First James insists that those who are sick should reach out to the ‘elders’ or responsible leaders in the church. Many who are sick don’t let anyone know but become irate when they weren’t visited. When the elders come they will ‘anoint with oil in the name of the Lord’. In the time of the early church oils and infusions were used as medicines. Community connection facilitated effective healing.
1 Corinthians 11:33-34
Paul closes with a lesson in basic table manners. A lesson we could all learn. And he promises, before he moves on to chapter 12 and 13 where he will emphasise the Spirit giftedness of every believer and the supreme gift of love, that he will give them further instruction the next time he sees them.

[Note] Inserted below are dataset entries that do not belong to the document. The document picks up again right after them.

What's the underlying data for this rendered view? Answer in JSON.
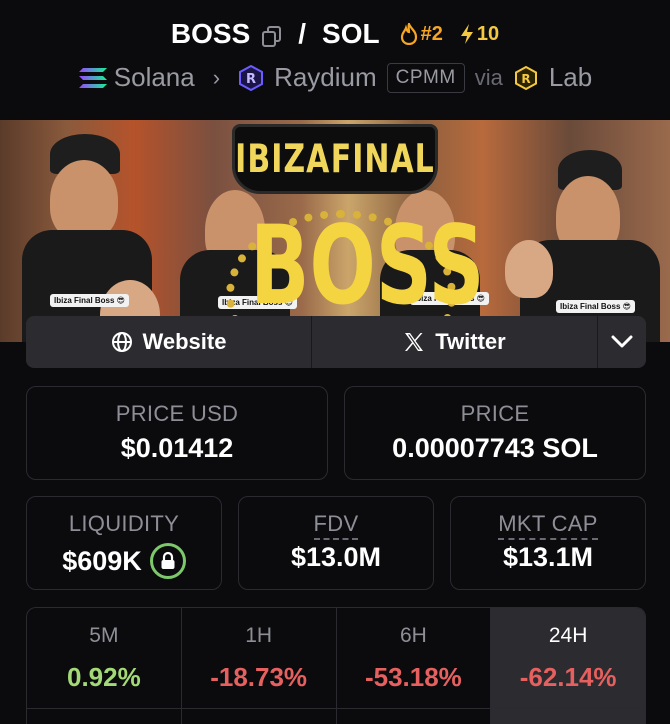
{
  "pair": {
    "base": "BOSS",
    "separator": "/",
    "quote": "SOL",
    "rank": "#2",
    "boosts": "10"
  },
  "route": {
    "chain": "Solana",
    "dex": "Raydium",
    "pool_type": "CPMM",
    "via_label": "via",
    "launchpad": "Lab"
  },
  "banner": {
    "glasses_left": "IBIZA",
    "glasses_right": "FINAL",
    "big_text": "BOSS",
    "caption": "Ibiza Final Boss 😎"
  },
  "links": {
    "website": "Website",
    "twitter": "Twitter"
  },
  "stats": {
    "price_usd_label": "PRICE USD",
    "price_usd": "$0.01412",
    "price_label": "PRICE",
    "price_native": "0.00007743 SOL",
    "liquidity_label": "LIQUIDITY",
    "liquidity": "$609K",
    "fdv_label": "FDV",
    "fdv": "$13.0M",
    "mcap_label": "MKT CAP",
    "mcap": "$13.1M"
  },
  "changes": [
    {
      "period": "5M",
      "value": "0.92%",
      "color": "#a3d977"
    },
    {
      "period": "1H",
      "value": "-18.73%",
      "color": "#e5605e"
    },
    {
      "period": "6H",
      "value": "-53.18%",
      "color": "#e5605e"
    },
    {
      "period": "24H",
      "value": "-62.14%",
      "color": "#e5605e"
    }
  ],
  "colors": {
    "background": "#0b0b0e",
    "positive": "#a3d977",
    "negative": "#e5605e",
    "rank": "#f5a623",
    "boost": "#f5c842"
  }
}
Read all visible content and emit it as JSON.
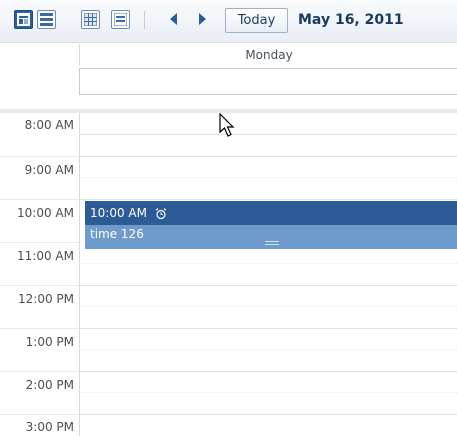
{
  "toolbar": {
    "views": [
      {
        "icon": "day-view-icon",
        "active": true
      },
      {
        "icon": "week-view-icon",
        "active": false
      },
      {
        "icon": "month-view-icon",
        "active": false
      },
      {
        "icon": "list-view-icon",
        "active": false
      }
    ],
    "prev_icon": "previous-arrow-icon",
    "next_icon": "next-arrow-icon",
    "today_label": "Today",
    "date_label": "May 16, 2011"
  },
  "day": {
    "header": "Monday"
  },
  "hours": [
    "8:00 AM",
    "9:00 AM",
    "10:00 AM",
    "11:00 AM",
    "12:00 PM",
    "1:00 PM",
    "2:00 PM",
    "3:00 PM"
  ],
  "event": {
    "time": "10:00 AM",
    "title": "time 126",
    "icon": "alarm-icon"
  },
  "colors": {
    "accent": "#2d5b95",
    "event_body": "#6f9bcc"
  }
}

Sometimes. As you go and visit the sick. As you share communion; you won’t know exactly what to do – and Paul knows that he is leaving the community with some instructions and the capacity also to figure things out as they go. Figuring it out as you go is a part of the gift that the Holy Spirit has given you in guiding you in your ministry as a disciple of Jesus.
Crossway, E.B. by. 2008. ESV Study Bible. Wheaton, Ill: Crossway.
Methodist Church of Southern Africa. 2016. The Methodist book of order: the laws and discipline of the Methodist Church of Southern Africa.
Saint Justin Martyr: First Apology. 90. [Online], Available: http://earlychristianwritings.com/text/justinmartyr-firstapology.html [2018, June 05].
 transubstantiation. The theory of the Eucharist officially taught by the Roman Catholic Church. According to this view, during Communion the substance or essence of the bread and wine is miraculously transformed into the body and blood of Christ, even though the “accidents” (outward appearances) of the bread and wine remain the same.
 consubstantiation. The theory of the Lord’s Supper most closely associated with the Lutheran tradition. Martin Luther taught that the body and blood of the Lord is present “in, with and under” the actual bread and wine. This was in contrast to the Roman Catholic teaching of transubstantiation, which taught that the bread and wine were transformed into the real body and blood of Jesus upon their consecration by the presiding priest.